The owner of this small weekend retreat overlooking the Berkshire Hills in Rensselaer County, New York wanted a holiday house for relaxation. In master-minding the project, architect David Jay Weiner was inspired by a cultural symbol: “In the spirit of a Japanese kimono, the house is conceived as a single sweeping volumetric sheet enclosure that wraps and folds into itself to form and define two major interior spaces.” The primary interior space is used for living, dining and study, while the second accommodates a master bedroom suite with floor to ceiling glass windows.

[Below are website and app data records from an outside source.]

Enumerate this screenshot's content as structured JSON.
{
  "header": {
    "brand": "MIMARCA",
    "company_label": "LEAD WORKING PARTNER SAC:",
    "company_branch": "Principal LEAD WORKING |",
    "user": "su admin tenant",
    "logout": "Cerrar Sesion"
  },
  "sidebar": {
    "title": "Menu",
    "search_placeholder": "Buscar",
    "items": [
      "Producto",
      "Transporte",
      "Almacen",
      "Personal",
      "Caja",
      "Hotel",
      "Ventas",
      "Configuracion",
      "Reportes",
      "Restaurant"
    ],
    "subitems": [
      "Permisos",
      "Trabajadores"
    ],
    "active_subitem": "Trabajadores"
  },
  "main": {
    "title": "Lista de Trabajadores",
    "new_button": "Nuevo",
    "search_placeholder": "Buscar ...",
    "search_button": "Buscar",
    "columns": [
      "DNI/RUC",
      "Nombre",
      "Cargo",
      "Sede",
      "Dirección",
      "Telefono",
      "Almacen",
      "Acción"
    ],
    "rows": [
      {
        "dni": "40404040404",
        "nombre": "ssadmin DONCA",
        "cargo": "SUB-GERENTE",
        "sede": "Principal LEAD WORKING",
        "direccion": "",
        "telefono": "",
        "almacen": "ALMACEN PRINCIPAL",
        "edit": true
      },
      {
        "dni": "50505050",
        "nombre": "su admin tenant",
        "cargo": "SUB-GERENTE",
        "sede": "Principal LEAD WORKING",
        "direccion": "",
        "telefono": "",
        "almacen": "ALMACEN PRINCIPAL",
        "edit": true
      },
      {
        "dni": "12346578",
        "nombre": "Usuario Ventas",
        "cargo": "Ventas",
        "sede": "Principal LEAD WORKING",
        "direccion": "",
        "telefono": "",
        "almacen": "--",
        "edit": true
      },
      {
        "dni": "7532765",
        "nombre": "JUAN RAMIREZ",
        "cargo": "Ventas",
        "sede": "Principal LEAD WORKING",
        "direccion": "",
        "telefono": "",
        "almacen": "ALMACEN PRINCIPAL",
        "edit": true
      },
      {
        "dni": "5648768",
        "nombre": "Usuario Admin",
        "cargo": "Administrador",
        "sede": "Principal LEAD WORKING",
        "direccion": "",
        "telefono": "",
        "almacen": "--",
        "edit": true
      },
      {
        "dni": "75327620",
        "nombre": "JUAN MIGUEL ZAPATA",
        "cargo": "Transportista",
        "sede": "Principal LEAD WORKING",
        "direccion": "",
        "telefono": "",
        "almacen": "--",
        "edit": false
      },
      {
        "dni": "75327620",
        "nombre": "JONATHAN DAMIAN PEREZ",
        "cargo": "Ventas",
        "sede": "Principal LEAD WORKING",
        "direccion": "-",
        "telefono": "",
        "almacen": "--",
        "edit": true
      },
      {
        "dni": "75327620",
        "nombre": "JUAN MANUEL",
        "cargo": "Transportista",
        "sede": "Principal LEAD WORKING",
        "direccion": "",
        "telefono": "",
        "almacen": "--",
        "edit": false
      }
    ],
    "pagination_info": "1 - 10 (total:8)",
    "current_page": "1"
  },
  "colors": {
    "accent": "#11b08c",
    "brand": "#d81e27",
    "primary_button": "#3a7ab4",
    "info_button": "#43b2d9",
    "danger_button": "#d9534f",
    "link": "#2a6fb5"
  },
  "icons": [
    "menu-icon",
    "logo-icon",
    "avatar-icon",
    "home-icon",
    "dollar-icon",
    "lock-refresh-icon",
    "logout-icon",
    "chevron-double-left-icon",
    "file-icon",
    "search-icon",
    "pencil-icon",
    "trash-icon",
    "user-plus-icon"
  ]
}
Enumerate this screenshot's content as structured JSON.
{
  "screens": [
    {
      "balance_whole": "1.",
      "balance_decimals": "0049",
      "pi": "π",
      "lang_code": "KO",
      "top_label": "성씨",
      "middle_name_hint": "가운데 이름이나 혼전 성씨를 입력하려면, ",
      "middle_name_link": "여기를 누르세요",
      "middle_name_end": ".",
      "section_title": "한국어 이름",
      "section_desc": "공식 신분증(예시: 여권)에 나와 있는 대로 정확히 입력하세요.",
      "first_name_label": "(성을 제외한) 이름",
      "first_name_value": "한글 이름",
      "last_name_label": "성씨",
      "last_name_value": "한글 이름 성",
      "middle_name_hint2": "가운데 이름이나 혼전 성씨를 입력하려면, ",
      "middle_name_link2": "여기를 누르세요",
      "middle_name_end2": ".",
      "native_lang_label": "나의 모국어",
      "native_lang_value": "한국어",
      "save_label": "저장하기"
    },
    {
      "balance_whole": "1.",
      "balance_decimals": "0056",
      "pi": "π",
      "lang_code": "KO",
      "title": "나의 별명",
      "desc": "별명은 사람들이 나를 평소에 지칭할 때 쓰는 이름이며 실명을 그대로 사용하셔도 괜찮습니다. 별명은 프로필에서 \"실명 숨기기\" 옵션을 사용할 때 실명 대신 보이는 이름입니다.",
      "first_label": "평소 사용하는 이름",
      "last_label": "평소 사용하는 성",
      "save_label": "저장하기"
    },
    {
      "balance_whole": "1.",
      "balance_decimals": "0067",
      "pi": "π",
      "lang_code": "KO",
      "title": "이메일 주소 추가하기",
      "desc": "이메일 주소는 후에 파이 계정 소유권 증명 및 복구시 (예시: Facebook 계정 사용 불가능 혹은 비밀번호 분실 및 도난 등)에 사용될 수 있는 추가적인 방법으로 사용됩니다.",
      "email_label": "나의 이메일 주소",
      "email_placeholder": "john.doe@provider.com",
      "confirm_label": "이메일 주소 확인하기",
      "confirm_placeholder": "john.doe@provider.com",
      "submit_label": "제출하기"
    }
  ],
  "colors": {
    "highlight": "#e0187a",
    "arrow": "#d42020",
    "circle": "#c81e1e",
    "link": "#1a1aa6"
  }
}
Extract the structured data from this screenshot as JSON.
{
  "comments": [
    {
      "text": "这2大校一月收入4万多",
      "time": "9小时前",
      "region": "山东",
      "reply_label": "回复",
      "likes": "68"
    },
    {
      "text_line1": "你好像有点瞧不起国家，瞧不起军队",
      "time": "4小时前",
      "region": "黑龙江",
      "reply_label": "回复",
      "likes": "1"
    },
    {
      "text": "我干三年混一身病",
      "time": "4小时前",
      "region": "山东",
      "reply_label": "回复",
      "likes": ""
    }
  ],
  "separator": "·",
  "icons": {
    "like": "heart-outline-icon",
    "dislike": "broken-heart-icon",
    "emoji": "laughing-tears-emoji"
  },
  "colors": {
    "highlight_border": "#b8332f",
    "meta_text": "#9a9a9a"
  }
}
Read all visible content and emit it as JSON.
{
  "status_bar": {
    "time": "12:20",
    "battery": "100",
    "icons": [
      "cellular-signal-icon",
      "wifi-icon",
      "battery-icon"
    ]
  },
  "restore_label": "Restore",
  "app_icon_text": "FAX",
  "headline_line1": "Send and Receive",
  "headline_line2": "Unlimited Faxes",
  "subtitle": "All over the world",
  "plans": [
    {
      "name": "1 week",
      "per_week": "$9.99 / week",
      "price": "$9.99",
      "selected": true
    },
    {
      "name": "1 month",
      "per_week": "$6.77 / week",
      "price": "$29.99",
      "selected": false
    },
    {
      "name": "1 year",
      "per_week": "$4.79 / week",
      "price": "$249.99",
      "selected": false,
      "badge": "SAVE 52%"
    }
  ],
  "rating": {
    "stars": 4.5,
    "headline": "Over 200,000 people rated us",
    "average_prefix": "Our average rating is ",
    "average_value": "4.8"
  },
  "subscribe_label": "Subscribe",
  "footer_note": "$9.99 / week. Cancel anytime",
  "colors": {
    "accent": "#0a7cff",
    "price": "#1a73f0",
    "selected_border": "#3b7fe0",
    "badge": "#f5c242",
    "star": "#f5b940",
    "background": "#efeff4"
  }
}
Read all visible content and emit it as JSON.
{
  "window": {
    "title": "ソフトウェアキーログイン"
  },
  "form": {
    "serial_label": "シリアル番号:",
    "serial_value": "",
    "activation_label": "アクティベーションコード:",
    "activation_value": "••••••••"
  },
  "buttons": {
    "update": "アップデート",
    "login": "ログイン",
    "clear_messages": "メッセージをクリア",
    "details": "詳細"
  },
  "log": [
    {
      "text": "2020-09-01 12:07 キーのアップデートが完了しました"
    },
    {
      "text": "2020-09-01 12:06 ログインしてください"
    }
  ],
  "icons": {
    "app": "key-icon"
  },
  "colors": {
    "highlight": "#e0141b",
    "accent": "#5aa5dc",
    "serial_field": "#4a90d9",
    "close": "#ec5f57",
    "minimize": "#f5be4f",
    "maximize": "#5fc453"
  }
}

The footprint of the house was minimized with the help of a concrete plinth which elevates the construction increasing the sense of lightness commonly associated with Oriental design. Other interesting features are mentioned by the architects: “An extended closed-in porch like aperture, analogous to an engawa or ‘in-between space’ found in traditional Japanese architecture, extends off the main space to frame the primary view and create a transition zone between inside and outside. As much of the site as possible has been left untouched and restored for the growth of natural wild flowers, which dominate the surrounding landscape in the summer.” [Photography: Tony Morgan]